“What are you reading?”
“Oh, about September 11.”
I guess my timing could have been better.
Falling Man's cover is elegant, clean, and cool (click the picture to expand). Two long, thin parallel lines intersect the title of the book in front of a grainy photograph of clouds, and only when you turn the book over can you see two tiny World Trade Centers towers poking through.
As every review quotes the opening lines, so will too: “It was not a street anymore but a world, a time and space of falling ash and near night.” The prose on the first page is wonderful, and on the second page, and the third page, but not long after that the foggy language and disconnected scenes start reading like a caricature of the signature “DeLillo” style. But it could just be that this book, unlike others of his I’ve read, is about an events that don’t yet feel like part of the past. I bet its tight and stylized focus on a single surviving family will age well, better at least than two other “9/11 novels,” Extremely Loud and Incredibly Close, and Saturday.

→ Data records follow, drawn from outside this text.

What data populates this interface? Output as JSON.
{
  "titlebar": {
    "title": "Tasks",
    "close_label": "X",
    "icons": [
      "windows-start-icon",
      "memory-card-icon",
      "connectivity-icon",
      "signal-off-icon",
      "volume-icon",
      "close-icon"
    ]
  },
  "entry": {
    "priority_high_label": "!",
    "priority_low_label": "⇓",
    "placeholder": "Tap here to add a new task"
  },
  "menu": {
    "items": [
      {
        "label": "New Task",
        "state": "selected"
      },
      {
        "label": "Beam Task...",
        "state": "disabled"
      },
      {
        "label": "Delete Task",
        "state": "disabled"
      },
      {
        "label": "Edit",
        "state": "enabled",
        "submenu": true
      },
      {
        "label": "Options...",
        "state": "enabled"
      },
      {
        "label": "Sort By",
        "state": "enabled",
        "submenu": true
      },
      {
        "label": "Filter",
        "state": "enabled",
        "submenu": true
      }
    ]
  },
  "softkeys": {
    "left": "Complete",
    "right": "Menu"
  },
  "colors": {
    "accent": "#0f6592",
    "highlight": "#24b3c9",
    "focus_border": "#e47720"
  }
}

All of that makes it sound like I didn’t like Falling Man. I did, even a lot. I just liked its cover better.